abstract = {We calculate denotations under the Sweedler semantics of the Ehrhard-Regnier derivatives of various encodings of Turing machines into linear logic. We show that these derivatives calculate the rate of change of probabilities naturally arising in the Sweedler semantics of linear logic proofs. The resulting theory is applied to the problem of synthesising Turing machines by gradient descent.},
urldate = {2019-11-21},
journal = {arXiv:1805.11813 [math]},
author = {Murfet, Daniel and Clift, James},
month = jan,
year = {2019},
note = {ZSCC: NoCitationData[s0]
arXiv: 1805.11813},
keywords = {Abstract machines, Categorical ML, Differentiation, Linear logic, Machine learning}
}
@article{murfet_logic_2019,
title = {Logic and the \$2\$-{Simplicial} {Transformer}},
url = {http://arxiv.org/abs/1909.00668},
abstract = {We introduce the \$2\$-simplicial Transformer, an extension of the Transformer which includes a form of higher-dimensional attention generalising the dot-product attention, and uses this attention to update entity representations with tensor products of value vectors. We show that this architecture is a useful inductive bias for logical reasoning in the context of deep reinforcement learning.},

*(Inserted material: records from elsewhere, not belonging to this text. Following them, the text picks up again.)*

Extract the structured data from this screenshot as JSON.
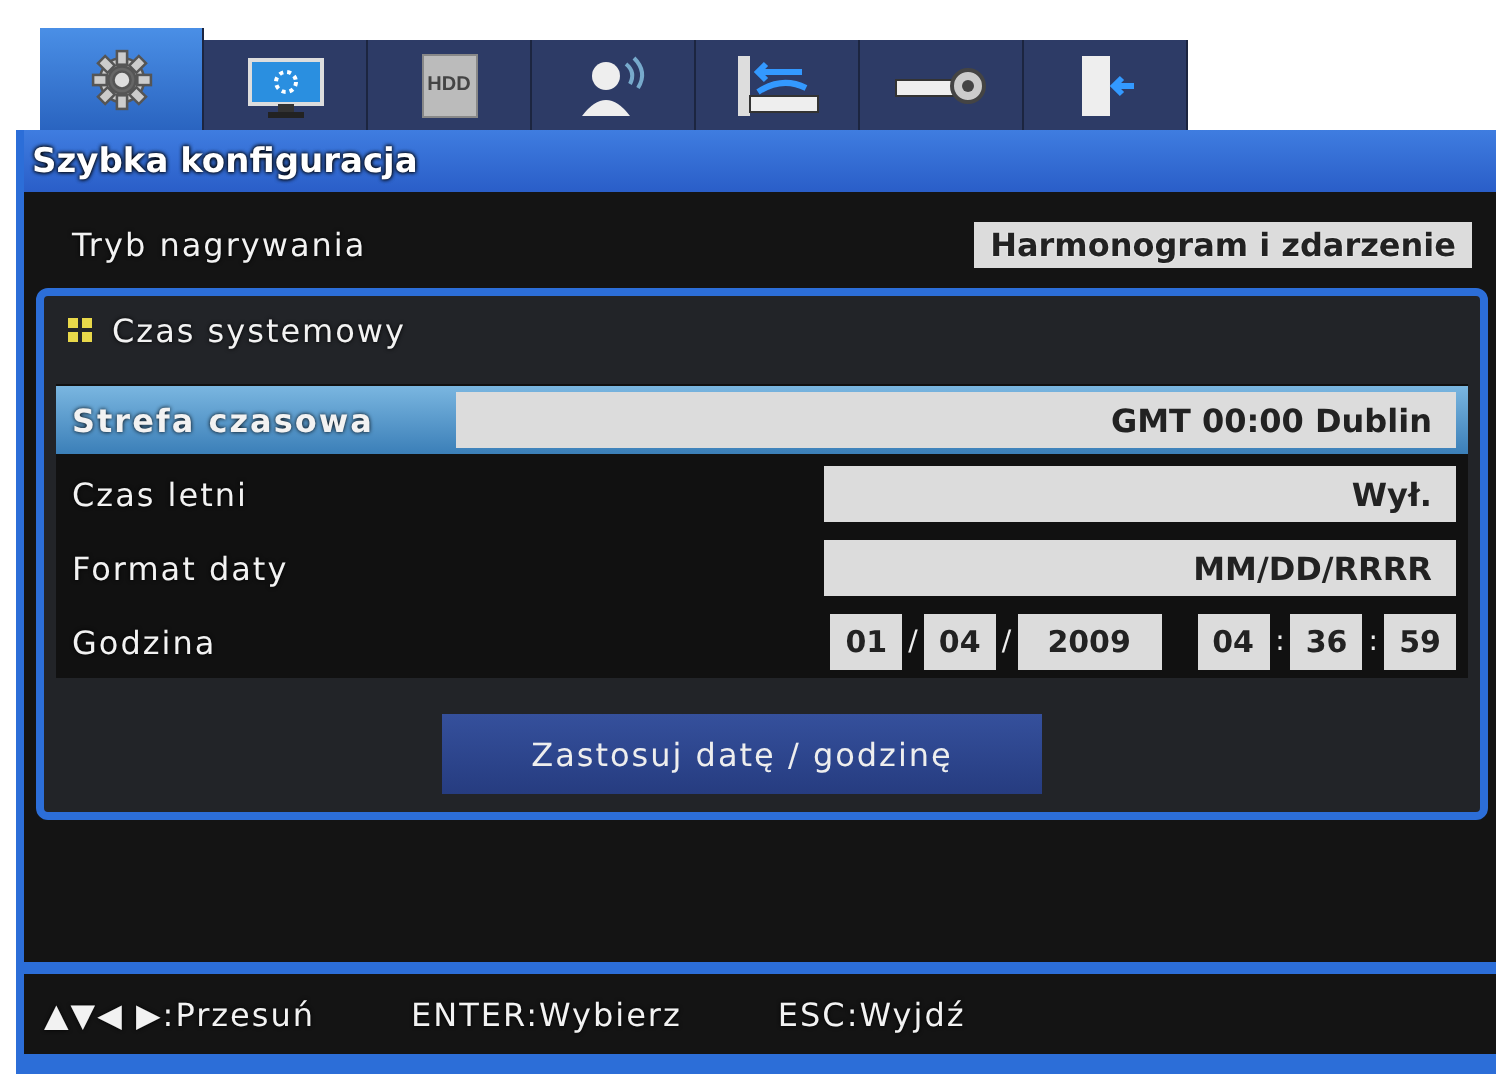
{
  "tabs": [
    {
      "kind": "gear",
      "selected": true
    },
    {
      "kind": "monitor",
      "selected": false
    },
    {
      "kind": "hdd",
      "label": "HDD",
      "selected": false
    },
    {
      "kind": "person",
      "selected": false
    },
    {
      "kind": "network",
      "selected": false
    },
    {
      "kind": "device",
      "selected": false
    },
    {
      "kind": "exit",
      "selected": false
    }
  ],
  "window": {
    "title": "Szybka konfiguracja"
  },
  "recording_mode": {
    "label": "Tryb nagrywania",
    "value": "Harmonogram i zdarzenie"
  },
  "system_time": {
    "title": "Czas systemowy",
    "rows": [
      {
        "kind": "field",
        "label": "Strefa czasowa",
        "value": "GMT 00:00 Dublin",
        "selected": true
      },
      {
        "kind": "field",
        "label": "Czas letni",
        "value": "Wył.",
        "selected": false
      },
      {
        "kind": "field",
        "label": "Format daty",
        "value": "MM/DD/RRRR",
        "selected": false
      },
      {
        "kind": "parts",
        "label": "Godzina",
        "selected": false,
        "parts": [
          {
            "kind": "field",
            "text": "01"
          },
          {
            "kind": "sep",
            "text": "/"
          },
          {
            "kind": "field",
            "text": "04"
          },
          {
            "kind": "sep",
            "text": "/"
          },
          {
            "kind": "wide",
            "text": "2009"
          },
          {
            "kind": "gap"
          },
          {
            "kind": "field",
            "text": "04"
          },
          {
            "kind": "sep",
            "text": ":"
          },
          {
            "kind": "field",
            "text": "36"
          },
          {
            "kind": "sep",
            "text": ":"
          },
          {
            "kind": "field",
            "text": "59"
          }
        ]
      }
    ],
    "button": "Zastosuj datę / godzinę"
  },
  "status_bar": [
    "▲▼◀ ▶:Przesuń",
    "ENTER:Wybierz",
    "ESC:Wyjdź"
  ]
}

urldate = {2019-11-21},
journal = {arXiv:1909.00668 [cs, stat]},
author = {Murfet, Daniel and Clift, James and Doryn, Dmitry and Wallbridge, James},
month = sep,
year = {2019},
note = {ZSCC: 0000000
arXiv: 1909.00668
version: 1},
keywords = {Abstract machines, Algebra, Machine learning, Semantics}
}
@article{serafini_logic_2016,
title = {Logic {Tensor} {Networks}: {Deep} {Learning} and {Logical} {Reasoning} from {Data} and {Knowledge}},
shorttitle = {Logic {Tensor} {Networks}},
url = {http://arxiv.org/abs/1606.04422},
abstract = {We propose Logic Tensor Networks: a uniform framework for integrating automatic learning and reasoning. A logic formalism called Real Logic is defined on a first-order language whereby formulas have truth-value in the interval [0,1] and semantics defined concretely on the domain of real numbers. Logical constants are interpreted as feature vectors of real numbers. Real Logic promotes a well-founded integration of deductive reasoning on a knowledge-base and efficient data-driven relational machine learning. We show how Real Logic can be implemented in deep Tensor Neural Networks with the use of Google's tensorflow primitives. The paper concludes with experiments applying Logic Tensor Networks on a simple but representative example of knowledge completion.},
urldate = {2019-11-24},
journal = {arXiv:1606.04422 [cs]},
author = {Serafini, Luciano and Garcez, Artur d'Avila},
month = jul,
year = {2016},
note = {ZSCC: 0000057
arXiv: 1606.04422},
keywords = {Abstract machines, Machine learning, Symbolic logic}
}